"Should these patients be given 10 years of treatment with an aromatase inhibitor? Should they have 5 years of an aromatase inhibitor followed by 5 years of tamoxifen? Would more than 10 years of tamoxifen be even better than 10 years?" No data exist to support any of these speculative options, Dr. Powles concludes.

However, Dr. Barlow, who is a biostatistician, said that the 10-year data from the MA 17 trial "tend to favor letrozole" over the 10-year tamoxifen data from ATLAS for postmenopausal women. He acknowledged that a head-to-head comparison of the data is not possible because of the difference in outcome measures between the 2 studies. The MA 17 trial randomly allocated women who had completed 5 years of tamoxifen to 5 years of letrozole or no further treatment. In that trial, the rate of relapse was significantly lower with letrozole (and there was a significant reduction in mortality in the node-positive subgroup).

Clearer Direction for Younger Women

The ATLAS study provides clearer direction for the treatment of premenopausal women, partly because aromatase inhibitors do not work in these women.

"Extension of treatment to 10 years would seem to provide added benefit," Dr. Powles writes about tamoxifen for young women.

Another expert agrees.

The results of ATLAS are most relevant for younger women.

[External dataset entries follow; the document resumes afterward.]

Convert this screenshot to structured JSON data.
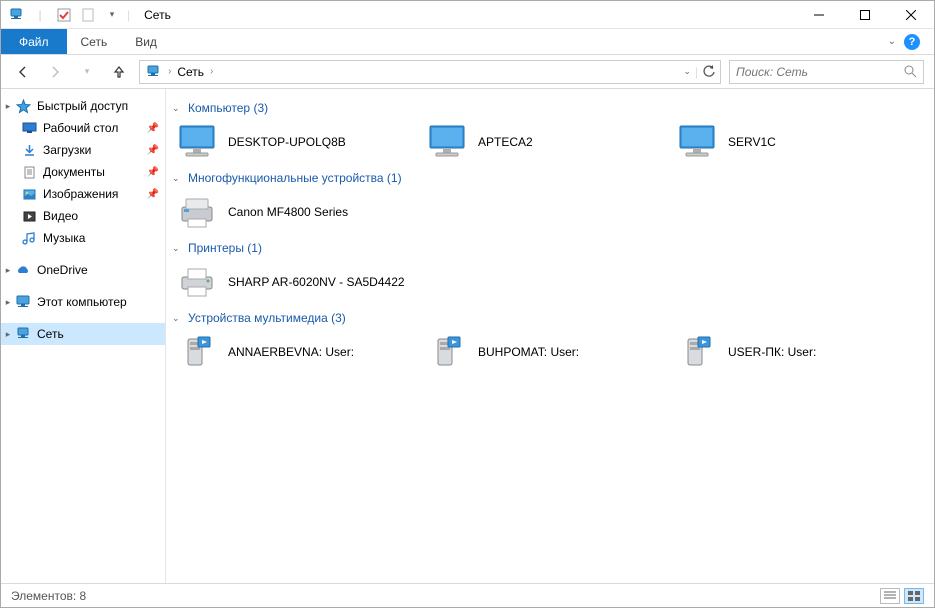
{
  "window": {
    "title": "Сеть"
  },
  "ribbon": {
    "file": "Файл",
    "tabs": [
      "Сеть",
      "Вид"
    ]
  },
  "breadcrumb": {
    "root": "Сеть"
  },
  "search": {
    "placeholder": "Поиск: Сеть"
  },
  "sidebar": {
    "quick_access": "Быстрый доступ",
    "quick_items": [
      {
        "label": "Рабочий стол",
        "icon": "desktop"
      },
      {
        "label": "Загрузки",
        "icon": "downloads"
      },
      {
        "label": "Документы",
        "icon": "documents"
      },
      {
        "label": "Изображения",
        "icon": "pictures"
      },
      {
        "label": "Видео",
        "icon": "videos"
      },
      {
        "label": "Музыка",
        "icon": "music"
      }
    ],
    "onedrive": "OneDrive",
    "this_pc": "Этот компьютер",
    "network": "Сеть"
  },
  "groups": [
    {
      "title": "Компьютер (3)",
      "type": "computer",
      "items": [
        "DESKTOP-UPOLQ8B",
        "APTECA2",
        "SERV1C"
      ]
    },
    {
      "title": "Многофункциональные устройства (1)",
      "type": "mfd",
      "items": [
        "Canon MF4800 Series"
      ]
    },
    {
      "title": "Принтеры (1)",
      "type": "printer",
      "items": [
        "SHARP AR-6020NV - SA5D4422"
      ]
    },
    {
      "title": "Устройства мультимедиа (3)",
      "type": "media",
      "items": [
        "ANNAERBEVNA: User:",
        "BUHPOMAT: User:",
        "USER-ПК: User:"
      ]
    }
  ],
  "statusbar": {
    "items": "Элементов: 8"
  }
}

"The results of ATLAS are most relevant for younger women," said Peter Ravdin, MD, who moderated the press conference. Dr. Ravdin is codirector of the SABCS and director of the Comprehensive Breast Health Clinic at the University of Texas Health Science Center at San Antonio.

Dr. Ravdin plans on telling his premenopausal patients with ER-positive disease that 10 years of tamoxifen has benefit over the standard of 5 years. "I am going to be comfortable doing that," he said. The risk for endometrial cancer with tamoxifen is "very low" in these younger women, he added. "I think this trial will have a major immediate impact on premenopausal women."

However, tamoxifen beyond 5 years is not for every premenopausal woman.

He explained that he would lean toward recommending it to women who are at high risk for late relapse (those with positive nodes and/or bigger tumors). Women with small grade 1 cancers are not good candidates because their risk for recurrence is so low. Taking tamoxifen comes with quality-of-life issues, such as hot flashes and other effects, he reminded reporters. Many women already struggle to complete 5 years of tamoxifen because of the adverse effects, so taking the drug for 10 years will present challenges.

The study was funded by Cancer Research UK, the UK Medical Research Council, AstraZeneca, the United States Army, and EU Biomed. Dr. Gray and coauthors Dr. Ravdin, Dr. Barlow, and Dr. Powles have disclosed no relevant financial relationships.

Lancet. Published online December 5, 2012. Abstract, Comment

35th Annual San Antonio Breast Cancer Symposium (SABCS): Abstract S1-2. Presented December 5, 2012